= Dataset records =

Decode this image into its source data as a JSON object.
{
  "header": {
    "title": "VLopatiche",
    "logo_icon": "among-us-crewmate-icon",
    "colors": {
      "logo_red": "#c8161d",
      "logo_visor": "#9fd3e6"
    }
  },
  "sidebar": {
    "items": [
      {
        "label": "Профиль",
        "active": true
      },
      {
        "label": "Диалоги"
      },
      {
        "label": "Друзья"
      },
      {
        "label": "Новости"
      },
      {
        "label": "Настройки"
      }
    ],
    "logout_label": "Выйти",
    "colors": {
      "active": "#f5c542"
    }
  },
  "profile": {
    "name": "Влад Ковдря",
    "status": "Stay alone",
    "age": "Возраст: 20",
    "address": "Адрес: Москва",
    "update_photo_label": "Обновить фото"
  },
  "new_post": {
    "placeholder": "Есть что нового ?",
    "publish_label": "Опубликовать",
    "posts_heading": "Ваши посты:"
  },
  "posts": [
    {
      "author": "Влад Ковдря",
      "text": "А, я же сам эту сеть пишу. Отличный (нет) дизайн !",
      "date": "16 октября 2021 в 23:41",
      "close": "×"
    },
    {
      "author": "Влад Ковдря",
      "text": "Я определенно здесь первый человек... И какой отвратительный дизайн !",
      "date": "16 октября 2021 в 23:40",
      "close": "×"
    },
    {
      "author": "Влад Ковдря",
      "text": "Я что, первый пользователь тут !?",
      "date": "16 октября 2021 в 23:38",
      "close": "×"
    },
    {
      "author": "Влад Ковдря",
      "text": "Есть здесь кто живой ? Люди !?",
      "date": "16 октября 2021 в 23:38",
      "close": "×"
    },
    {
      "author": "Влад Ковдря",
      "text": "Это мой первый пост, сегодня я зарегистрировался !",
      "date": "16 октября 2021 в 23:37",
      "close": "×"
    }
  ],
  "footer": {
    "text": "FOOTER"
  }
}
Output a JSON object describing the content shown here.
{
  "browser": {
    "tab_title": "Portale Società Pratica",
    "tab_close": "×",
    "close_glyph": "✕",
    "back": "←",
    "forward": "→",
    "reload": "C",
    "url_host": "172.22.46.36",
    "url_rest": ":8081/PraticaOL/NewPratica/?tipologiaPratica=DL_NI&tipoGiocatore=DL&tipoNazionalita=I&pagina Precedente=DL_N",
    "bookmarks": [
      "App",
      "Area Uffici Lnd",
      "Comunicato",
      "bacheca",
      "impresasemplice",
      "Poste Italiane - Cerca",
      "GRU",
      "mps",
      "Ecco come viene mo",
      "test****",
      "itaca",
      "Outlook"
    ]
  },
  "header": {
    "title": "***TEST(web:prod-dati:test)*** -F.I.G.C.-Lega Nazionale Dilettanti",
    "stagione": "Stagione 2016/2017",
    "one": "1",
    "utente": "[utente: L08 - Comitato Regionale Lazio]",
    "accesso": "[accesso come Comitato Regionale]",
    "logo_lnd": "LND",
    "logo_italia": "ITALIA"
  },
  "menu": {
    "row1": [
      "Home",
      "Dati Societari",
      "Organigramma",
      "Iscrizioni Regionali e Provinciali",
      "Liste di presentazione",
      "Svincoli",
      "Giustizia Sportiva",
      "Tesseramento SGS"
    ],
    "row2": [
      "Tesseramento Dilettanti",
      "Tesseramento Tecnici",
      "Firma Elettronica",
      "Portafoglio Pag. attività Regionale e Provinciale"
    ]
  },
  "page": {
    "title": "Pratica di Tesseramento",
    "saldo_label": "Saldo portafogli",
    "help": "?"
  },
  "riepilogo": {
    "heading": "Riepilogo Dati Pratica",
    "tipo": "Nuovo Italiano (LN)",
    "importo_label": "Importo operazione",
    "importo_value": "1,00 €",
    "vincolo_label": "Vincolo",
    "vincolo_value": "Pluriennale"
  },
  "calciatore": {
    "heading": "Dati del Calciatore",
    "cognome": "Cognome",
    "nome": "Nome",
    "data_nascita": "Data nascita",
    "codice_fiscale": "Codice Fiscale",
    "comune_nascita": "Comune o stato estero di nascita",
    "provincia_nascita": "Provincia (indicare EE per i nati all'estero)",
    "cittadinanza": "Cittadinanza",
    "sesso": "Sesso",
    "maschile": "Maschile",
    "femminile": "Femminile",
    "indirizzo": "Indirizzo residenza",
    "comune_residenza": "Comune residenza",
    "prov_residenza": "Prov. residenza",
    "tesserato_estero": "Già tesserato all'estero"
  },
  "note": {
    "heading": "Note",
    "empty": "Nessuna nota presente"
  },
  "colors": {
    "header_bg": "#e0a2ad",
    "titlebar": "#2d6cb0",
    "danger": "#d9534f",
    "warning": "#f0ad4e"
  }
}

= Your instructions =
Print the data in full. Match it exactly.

= Exercise answer =
Decode this image into its source data as a JSON object.
{
  "header": {
    "title": "VLopatiche",
    "logo_icon": "among-us-crewmate-icon",
    "colors": {
      "logo_red": "#c8161d",
      "logo_visor": "#9fd3e6"
    }
  },
  "sidebar": {
    "items": [
      {
        "label": "Профиль",
        "active": true
      },
      {
        "label": "Диалоги"
      },
      {
        "label": "Друзья"
      },
      {
        "label": "Новости"
      },
      {
        "label": "Настройки"
      }
    ],
    "logout_label": "Выйти",
    "colors": {
      "active": "#f5c542"
    }
  },
  "profile": {
    "name": "Влад Ковдря",
    "status": "Stay alone",
    "age": "Возраст: 20",
    "address": "Адрес: Москва",
    "update_photo_label": "Обновить фото"
  },
  "new_post": {
    "placeholder": "Есть что нового ?",
    "publish_label": "Опубликовать",
    "posts_heading": "Ваши посты:"
  },
  "posts": [
    {
      "author": "Влад Ковдря",
      "text": "А, я же сам эту сеть пишу. Отличный (нет) дизайн !",
      "date": "16 октября 2021 в 23:41",
      "close": "×"
    },
    {
      "author": "Влад Ковдря",
      "text": "Я определенно здесь первый человек... И какой отвратительный дизайн !",
      "date": "16 октября 2021 в 23:40",
      "close": "×"
    },
    {
      "author": "Влад Ковдря",
      "text": "Я что, первый пользователь тут !?",
      "date": "16 октября 2021 в 23:38",
      "close": "×"
    },
    {
      "author": "Влад Ковдря",
      "text": "Есть здесь кто живой ? Люди !?",
      "date": "16 октября 2021 в 23:38",
      "close": "×"
    },
    {
      "author": "Влад Ковдря",
      "text": "Это мой первый пост, сегодня я зарегистрировался !",
      "date": "16 октября 2021 в 23:37",
      "close": "×"
    }
  ],
  "footer": {
    "text": "FOOTER"
  }
}
Output a JSON object describing the content shown here.
{
  "browser": {
    "tab_title": "Portale Società Pratica",
    "tab_close": "×",
    "close_glyph": "✕",
    "back": "←",
    "forward": "→",
    "reload": "C",
    "url_host": "172.22.46.36",
    "url_rest": ":8081/PraticaOL/NewPratica/?tipologiaPratica=DL_NI&tipoGiocatore=DL&tipoNazionalita=I&pagina Precedente=DL_N",
    "bookmarks": [
      "App",
      "Area Uffici Lnd",
      "Comunicato",
      "bacheca",
      "impresasemplice",
      "Poste Italiane - Cerca",
      "GRU",
      "mps",
      "Ecco come viene mo",
      "test****",
      "itaca",
      "Outlook"
    ]
  },
  "header": {
    "title": "***TEST(web:prod-dati:test)*** -F.I.G.C.-Lega Nazionale Dilettanti",
    "stagione": "Stagione 2016/2017",
    "one": "1",
    "utente": "[utente: L08 - Comitato Regionale Lazio]",
    "accesso": "[accesso come Comitato Regionale]",
    "logo_lnd": "LND",
    "logo_italia": "ITALIA"
  },
  "menu": {
    "row1": [
      "Home",
      "Dati Societari",
      "Organigramma",
      "Iscrizioni Regionali e Provinciali",
      "Liste di presentazione",
      "Svincoli",
      "Giustizia Sportiva",
      "Tesseramento SGS"
    ],
    "row2": [
      "Tesseramento Dilettanti",
      "Tesseramento Tecnici",
      "Firma Elettronica",
      "Portafoglio Pag. attività Regionale e Provinciale"
    ]
  },
  "page": {
    "title": "Pratica di Tesseramento",
    "saldo_label": "Saldo portafogli",
    "help": "?"
  },
  "riepilogo": {
    "heading": "Riepilogo Dati Pratica",
    "tipo": "Nuovo Italiano (LN)",
    "importo_label": "Importo operazione",
    "importo_value": "1,00 €",
    "vincolo_label": "Vincolo",
    "vincolo_value": "Pluriennale"
  },
  "calciatore": {
    "heading": "Dati del Calciatore",
    "cognome": "Cognome",
    "nome": "Nome",
    "data_nascita": "Data nascita",
    "codice_fiscale": "Codice Fiscale",
    "comune_nascita": "Comune o stato estero di nascita",
    "provincia_nascita": "Provincia (indicare EE per i nati all'estero)",
    "cittadinanza": "Cittadinanza",
    "sesso": "Sesso",
    "maschile": "Maschile",
    "femminile": "Femminile",
    "indirizzo": "Indirizzo residenza",
    "comune_residenza": "Comune residenza",
    "prov_residenza": "Prov. residenza",
    "tesserato_estero": "Già tesserato all'estero"
  },
  "note": {
    "heading": "Note",
    "empty": "Nessuna nota presente"
  },
  "colors": {
    "header_bg": "#e0a2ad",
    "titlebar": "#2d6cb0",
    "danger": "#d9534f",
    "warning": "#f0ad4e"
  }
}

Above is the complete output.